The essential ideas behind Fixity of Species can be traced to classical philosophy. Plato's Theory of Forms drew a distinction between our material reality and a separate realm of Forms. These Forms are supposed to be eternal, ideal and abstract representations of things in our world. Our world contains only imperfect shadows of Forms. As such, the variation we see in things around us is unimportant since it is caused due to trivial imperfections. Aristotle applied Plato's idea to living things and stated that there are eternal ideal types for each species and since the creatures we see around us are imperfect manifestations, any variance among them is unimportant.
The above ideas were consolidated and formalized by Linnaeus' Typological Concept of Species in the 18th century. He stated that entire species could be represented by one ideal specimen, called the holotype. These eternal holotypes were created by God and have remained static ever since. Species were supposed to be discrete classes which remain eternally unchanged.
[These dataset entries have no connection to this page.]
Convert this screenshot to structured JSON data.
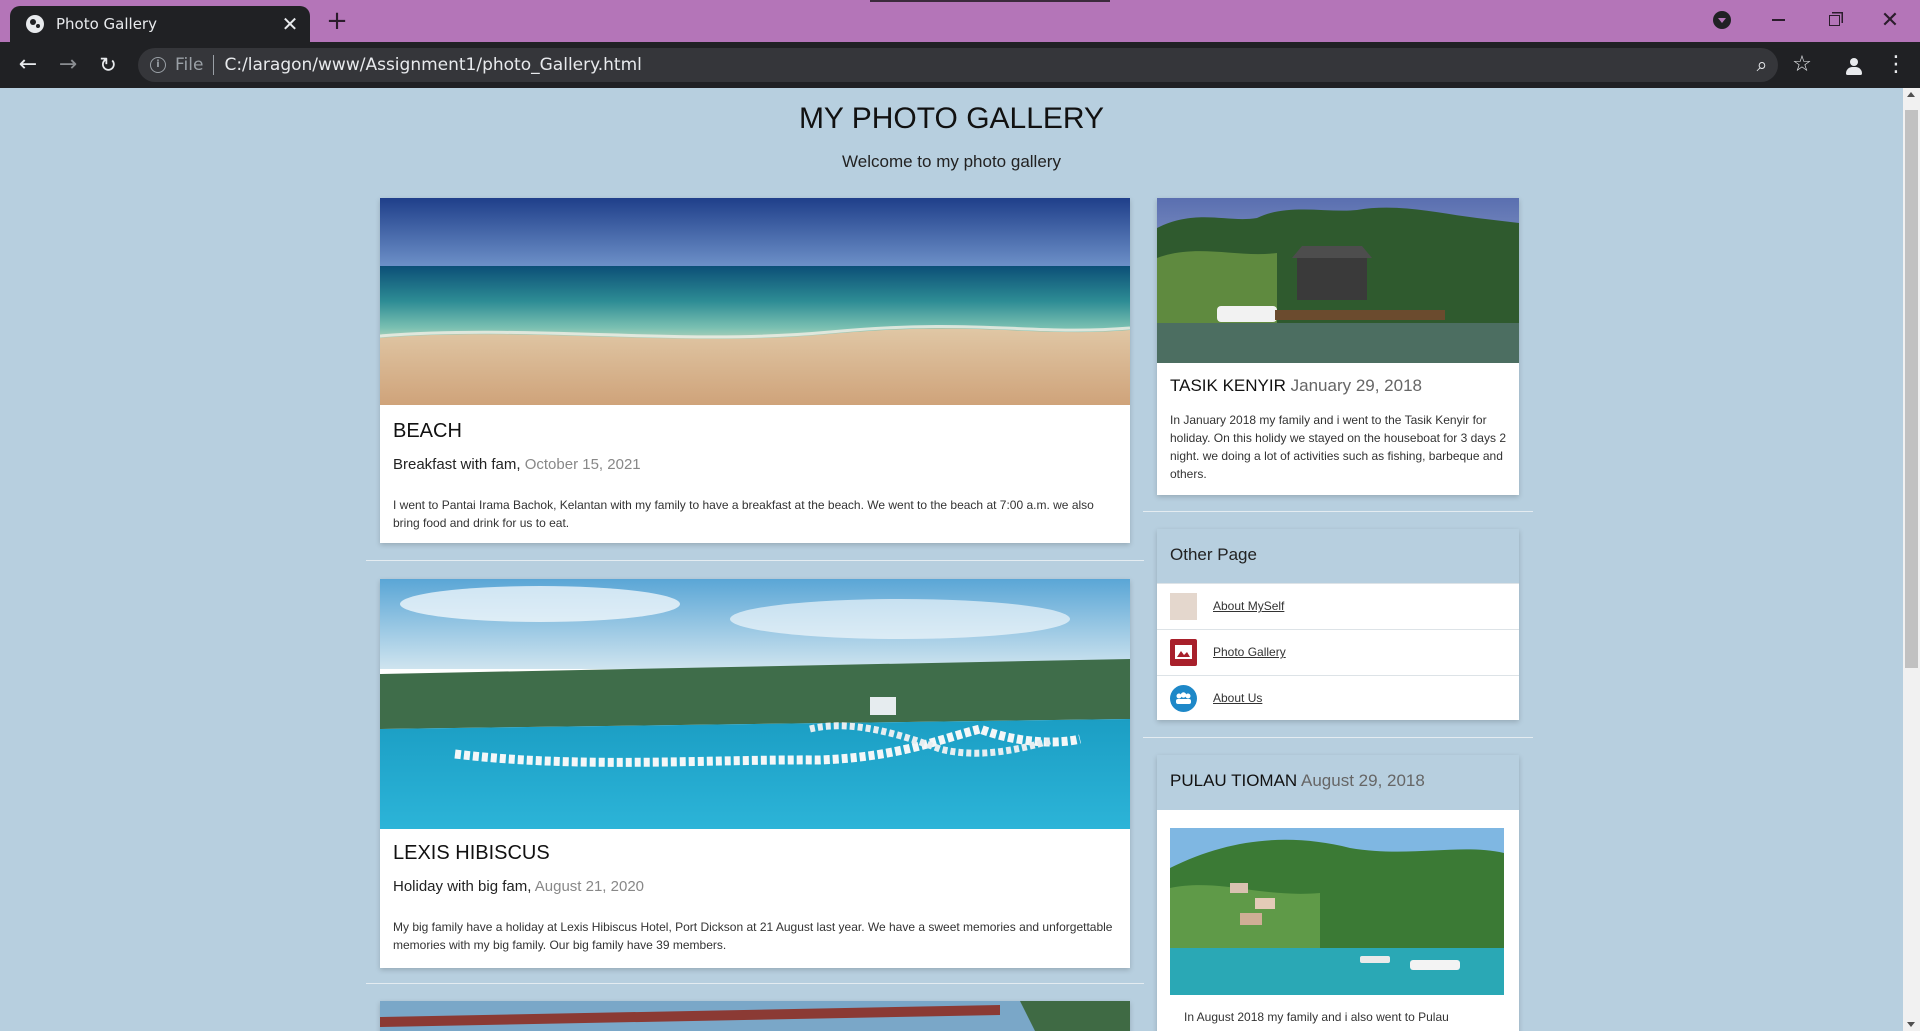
{
  "browser": {
    "tab_title": "Photo Gallery",
    "tab_close": "✕",
    "new_tab": "+",
    "url_scheme": "File",
    "url": "C:/laragon/www/Assignment1/photo_Gallery.html",
    "back": "←",
    "forward": "→",
    "reload": "↻",
    "zoom": "⌕",
    "star": "☆",
    "menu": "⋮",
    "close": "✕"
  },
  "page": {
    "title": "MY PHOTO GALLERY",
    "subtitle": "Welcome to my photo gallery"
  },
  "posts": [
    {
      "title": "BEACH",
      "subtitle": "Breakfast with fam,",
      "date": "October 15, 2021",
      "text": "I went to Pantai Irama Bachok, Kelantan with my family to have a breakfast at the beach. We went to the beach at 7:00 a.m. we also bring food and drink for us to eat."
    },
    {
      "title": "LEXIS HIBISCUS",
      "subtitle": "Holiday with big fam,",
      "date": "August 21, 2020",
      "text": "My big family have a holiday at Lexis Hibiscus Hotel, Port Dickson at 21 August last year. We have a sweet memories and unforgettable memories with my big family. Our big family have 39 members."
    }
  ],
  "sidebar": {
    "kenyir": {
      "title": "TASIK KENYIR",
      "date": "January 29, 2018",
      "text": "In January 2018 my family and i went to the Tasik Kenyir for holiday. On this holidy we stayed on the houseboat for 3 days 2 night. we doing a lot of activities such as fishing, barbeque and others."
    },
    "other_page": {
      "heading": "Other Page",
      "links": [
        {
          "label": "About MySelf",
          "icon": "portrait-thumbnail-icon"
        },
        {
          "label": "Photo Gallery",
          "icon": "gallery-icon"
        },
        {
          "label": "About Us",
          "icon": "group-icon"
        }
      ]
    },
    "tioman": {
      "title": "PULAU TIOMAN",
      "date": "August 29, 2018",
      "text": "In August 2018 my family and i also went to Pulau"
    }
  },
  "colors": {
    "page_background": "#b7cfdf",
    "tabbar": "#b475b8",
    "toolbar": "#202124"
  }
}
This was widely accepted among European botanists and zoologists as it conformed to Christian beliefs about creation. These ideas were also backed by empirical evidence at the time. Joseph Kolreuter, for example, crossbred two groups of tobacco to create a new form but then obtained one of the parent types through repeated backcrosses.
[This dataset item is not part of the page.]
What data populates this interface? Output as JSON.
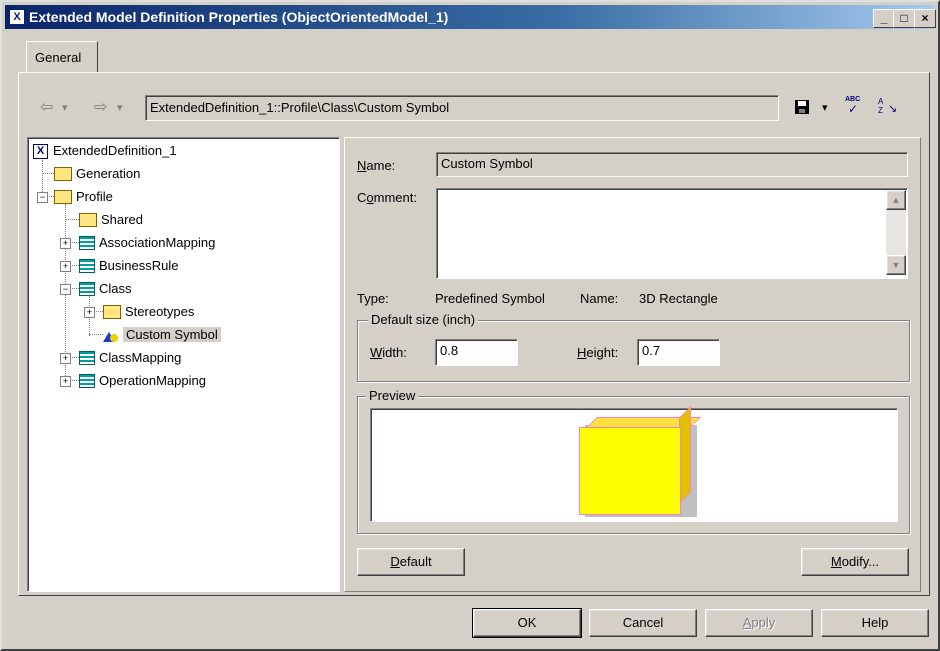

Charles Darwin was trained to take the fixity of species for granted. However, after finding that he was unable to properly classify the wide range of bird species he had collected on his voyage on the HMS Beagle, he began to consider the idea that species could be transmuted to others. The rest is, of course, history.